■ WHAT YOU WILL DO:
Scan the material below for every line with the string "Your", and copy those lines.

#### INPUT FOR THIS TASK ####

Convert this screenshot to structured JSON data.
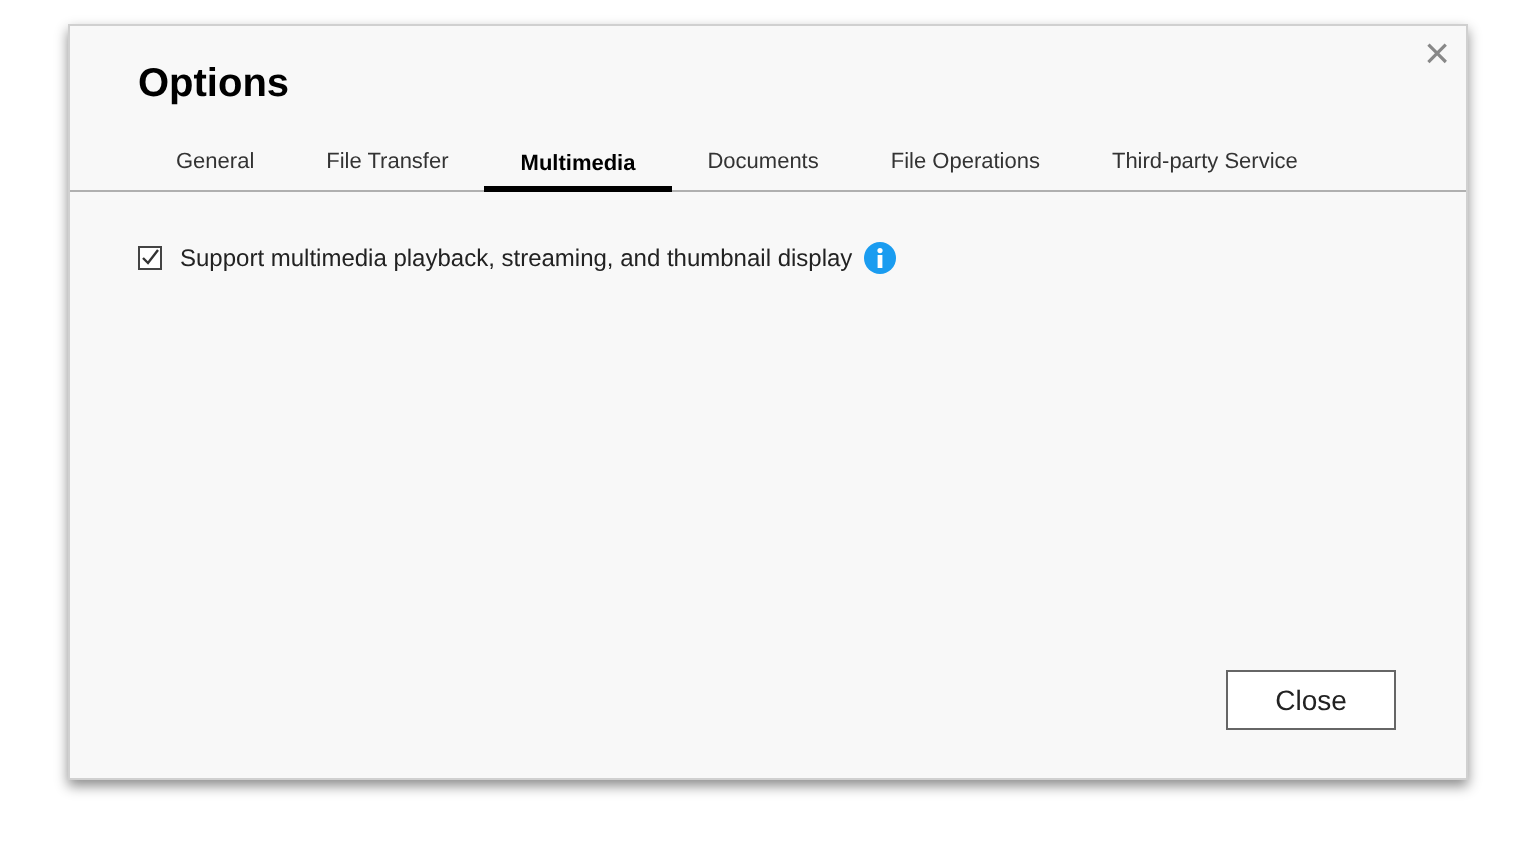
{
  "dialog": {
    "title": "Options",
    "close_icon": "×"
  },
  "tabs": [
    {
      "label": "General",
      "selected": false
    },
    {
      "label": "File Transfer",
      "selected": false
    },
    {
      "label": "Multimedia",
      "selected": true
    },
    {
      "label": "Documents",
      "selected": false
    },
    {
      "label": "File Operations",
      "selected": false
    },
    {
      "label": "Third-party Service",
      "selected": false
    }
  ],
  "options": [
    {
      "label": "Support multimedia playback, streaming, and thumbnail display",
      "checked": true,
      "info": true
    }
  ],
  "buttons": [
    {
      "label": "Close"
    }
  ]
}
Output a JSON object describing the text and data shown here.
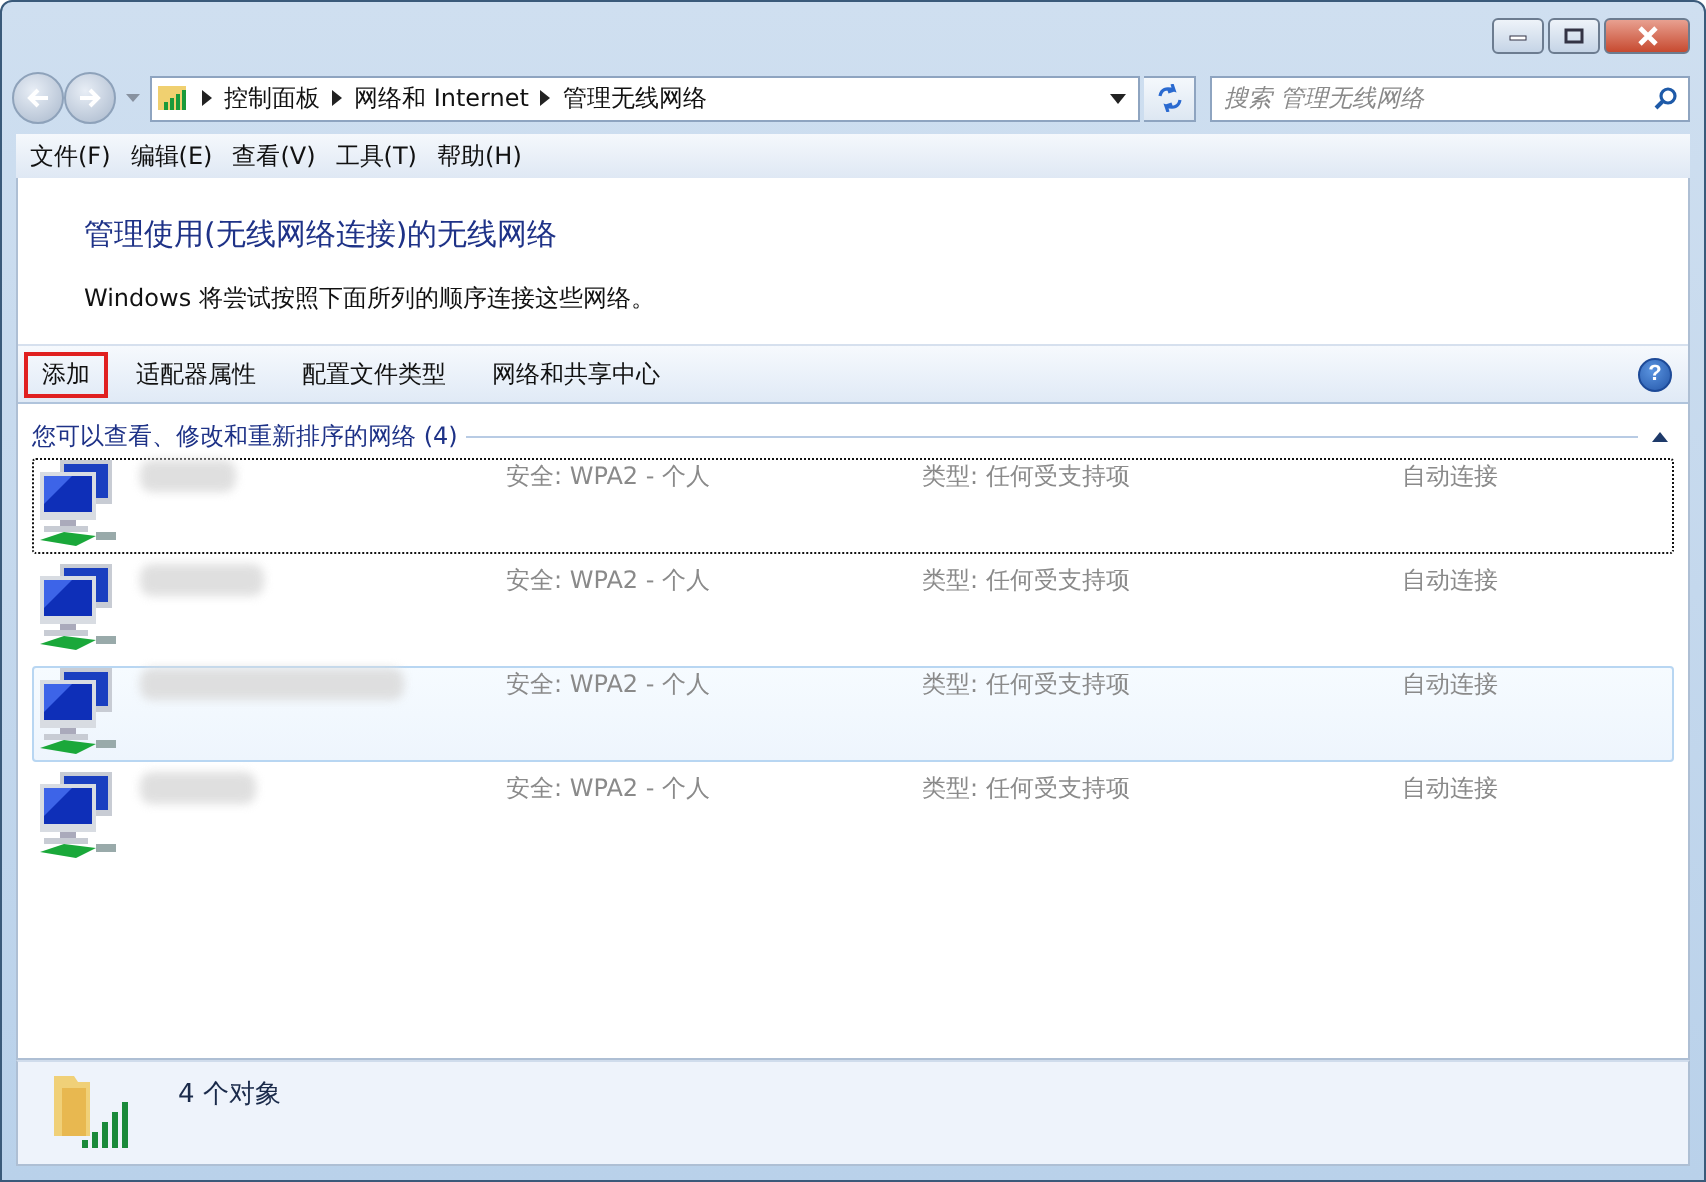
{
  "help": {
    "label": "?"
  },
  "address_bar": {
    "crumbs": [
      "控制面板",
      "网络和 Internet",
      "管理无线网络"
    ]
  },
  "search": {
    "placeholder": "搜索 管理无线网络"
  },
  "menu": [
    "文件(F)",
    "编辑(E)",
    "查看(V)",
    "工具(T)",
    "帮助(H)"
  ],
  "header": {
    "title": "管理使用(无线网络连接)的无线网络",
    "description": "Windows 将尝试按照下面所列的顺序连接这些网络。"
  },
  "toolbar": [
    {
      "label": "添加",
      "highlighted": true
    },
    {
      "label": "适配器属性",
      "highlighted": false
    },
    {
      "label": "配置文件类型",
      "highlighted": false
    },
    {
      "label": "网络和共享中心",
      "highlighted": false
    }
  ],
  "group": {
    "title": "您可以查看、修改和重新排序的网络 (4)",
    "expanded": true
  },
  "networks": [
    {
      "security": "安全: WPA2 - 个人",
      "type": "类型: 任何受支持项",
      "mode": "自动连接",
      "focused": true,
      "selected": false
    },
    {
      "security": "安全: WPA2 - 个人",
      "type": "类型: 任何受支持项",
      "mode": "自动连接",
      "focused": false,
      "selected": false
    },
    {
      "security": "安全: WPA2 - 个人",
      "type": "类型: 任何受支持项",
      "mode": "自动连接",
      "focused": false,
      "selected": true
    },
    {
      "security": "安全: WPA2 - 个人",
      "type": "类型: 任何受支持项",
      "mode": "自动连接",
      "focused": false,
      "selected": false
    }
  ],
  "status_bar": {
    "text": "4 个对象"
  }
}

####
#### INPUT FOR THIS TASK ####

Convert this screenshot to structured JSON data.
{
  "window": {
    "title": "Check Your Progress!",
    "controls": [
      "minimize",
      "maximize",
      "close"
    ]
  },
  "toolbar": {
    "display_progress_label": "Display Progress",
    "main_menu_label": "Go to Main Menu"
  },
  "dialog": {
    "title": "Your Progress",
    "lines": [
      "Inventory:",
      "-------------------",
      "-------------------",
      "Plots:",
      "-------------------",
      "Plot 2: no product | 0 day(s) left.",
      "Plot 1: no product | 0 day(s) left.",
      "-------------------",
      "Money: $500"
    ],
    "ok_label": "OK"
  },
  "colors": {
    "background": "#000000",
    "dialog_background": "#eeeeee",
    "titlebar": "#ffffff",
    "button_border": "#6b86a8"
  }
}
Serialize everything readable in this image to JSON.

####
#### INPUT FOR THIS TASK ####

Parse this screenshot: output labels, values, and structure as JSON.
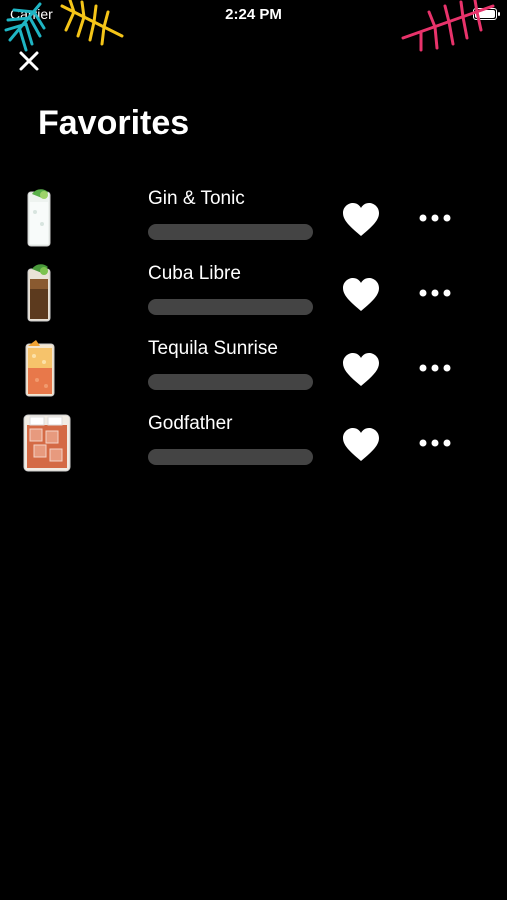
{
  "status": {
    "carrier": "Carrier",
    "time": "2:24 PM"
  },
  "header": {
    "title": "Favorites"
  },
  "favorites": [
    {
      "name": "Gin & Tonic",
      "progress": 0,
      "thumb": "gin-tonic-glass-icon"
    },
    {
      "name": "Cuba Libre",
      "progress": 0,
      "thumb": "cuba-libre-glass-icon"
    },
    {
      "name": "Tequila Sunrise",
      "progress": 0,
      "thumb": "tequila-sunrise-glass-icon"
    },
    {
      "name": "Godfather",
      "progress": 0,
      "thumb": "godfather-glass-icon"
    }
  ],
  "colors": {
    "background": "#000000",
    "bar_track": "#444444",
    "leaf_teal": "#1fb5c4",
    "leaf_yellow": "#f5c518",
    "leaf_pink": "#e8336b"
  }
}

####

■ SOLUTION:
    "title": "Check Your Progress!",
    "title": "Your Progress",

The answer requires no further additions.